Talk about the, related to that, talk about the Hershey demonstration. Do you remember that? Can you describe that?
When General Hershey came to, to Howard he came I, I think to support the war and the draft. I'm not quite certain because he never got to speak. There were a, a corp of, of young men from Philadelphia who had planned a demonstration. And they told me that they were going to do something. They didn't say what and that I should come. So I came. And I, I wouldn't have come otherwise. And, they stopped him from speaking. They got up chanting "America is the Black man's battleground." They had placards and Hershey stopped. I remember him looking at them like a grandfather. Like he understood. And he, he just, he didn't speak and Carl Anderson was Dean of Students, I think, at that time. He came over to escort him off stage, like he's protecting him. But there was nothing to protect him from. They were, they were chanting but they weren't trying to, ah, to harm him.
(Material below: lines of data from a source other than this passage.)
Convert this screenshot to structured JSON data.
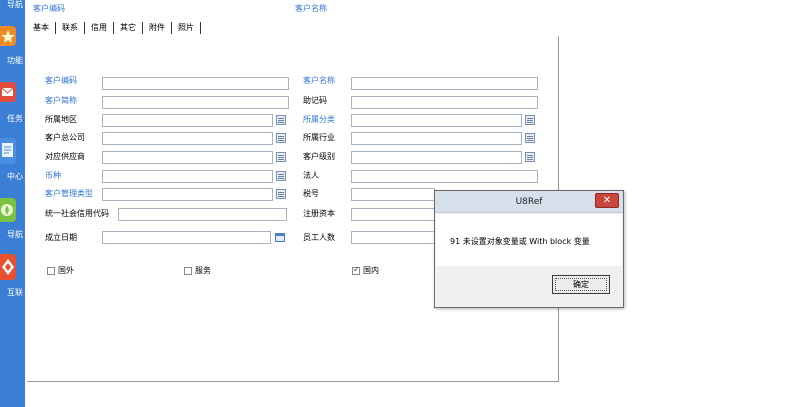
{
  "sidenav": {
    "items": [
      {
        "label": "导航",
        "icon": "nav-icon",
        "color": "#3a7fd5"
      },
      {
        "label": "功能",
        "icon": "star-icon",
        "color": "#f08a24"
      },
      {
        "label": "任务",
        "icon": "mail-icon",
        "color": "#e24b3b"
      },
      {
        "label": "中心",
        "icon": "document-icon",
        "color": "#4a90e2"
      },
      {
        "label": "导航",
        "icon": "compass-icon",
        "color": "#7cc242"
      },
      {
        "label": "互联",
        "icon": "diamond-icon",
        "color": "#e8502f"
      }
    ]
  },
  "header": {
    "customer_code_label": "客户编码",
    "customer_name_label": "客户名称"
  },
  "tabs": [
    "基本",
    "联系",
    "信用",
    "其它",
    "附件",
    "照片"
  ],
  "form": {
    "customer_code": {
      "label": "客户编码",
      "value": ""
    },
    "customer_name": {
      "label": "客户名称",
      "value": ""
    },
    "customer_abbr": {
      "label": "客户简称",
      "value": ""
    },
    "mnemonic_code": {
      "label": "助记码",
      "value": ""
    },
    "region": {
      "label": "所属地区",
      "value": ""
    },
    "category": {
      "label": "所属分类",
      "value": ""
    },
    "head_office": {
      "label": "客户总公司",
      "value": ""
    },
    "industry": {
      "label": "所属行业",
      "value": ""
    },
    "supplier": {
      "label": "对应供应商",
      "value": ""
    },
    "customer_level": {
      "label": "客户级别",
      "value": ""
    },
    "currency": {
      "label": "币种",
      "value": ""
    },
    "legal_person": {
      "label": "法人",
      "value": ""
    },
    "mgmt_type": {
      "label": "客户管理类型",
      "value": ""
    },
    "tax_no": {
      "label": "税号",
      "value": ""
    },
    "credit_code": {
      "label": "统一社会信用代码",
      "value": ""
    },
    "registered_capital": {
      "label": "注册资本",
      "value": ""
    },
    "established_date": {
      "label": "成立日期",
      "value": ""
    },
    "employee_count": {
      "label": "员工人数",
      "value": ""
    },
    "foreign": {
      "label": "国外",
      "checked": false
    },
    "service": {
      "label": "服务",
      "checked": false
    },
    "domestic": {
      "label": "国内",
      "checked": true
    }
  },
  "dialog": {
    "title": "U8Ref",
    "message": "91 未设置对象变量或 With block 变量",
    "ok_label": "确定",
    "close_label": "✕"
  }
}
They just were trying to stop the program, which they did and we, and we left. That was all there was to it. But a big thing was made out of it. I remember that Robin Gregory was there because she and I had been talking afterward and she and a number of other students, I think Tony Gittens was involved in that, they were called before the judiciary to be expelled from school for disrupting this, ah, program. All right, so when they went to their judiciary hearing that's when, ah, some more students came to disrupt the hearing. I remember Dean Snowden. I was, funny, I was always outside it seemed like on all these, these early demonstrations, and, ah, watching. And they disrupted the hearing, kept the hearing from being, from, from taking place. Because we knew that, as in past, if you went to a hearing automatically that meant you were going to be expelled. I'd never known anybody to make it through the hearing, called them kangaroo court I think, something like that. So that, that's the Hershey incident.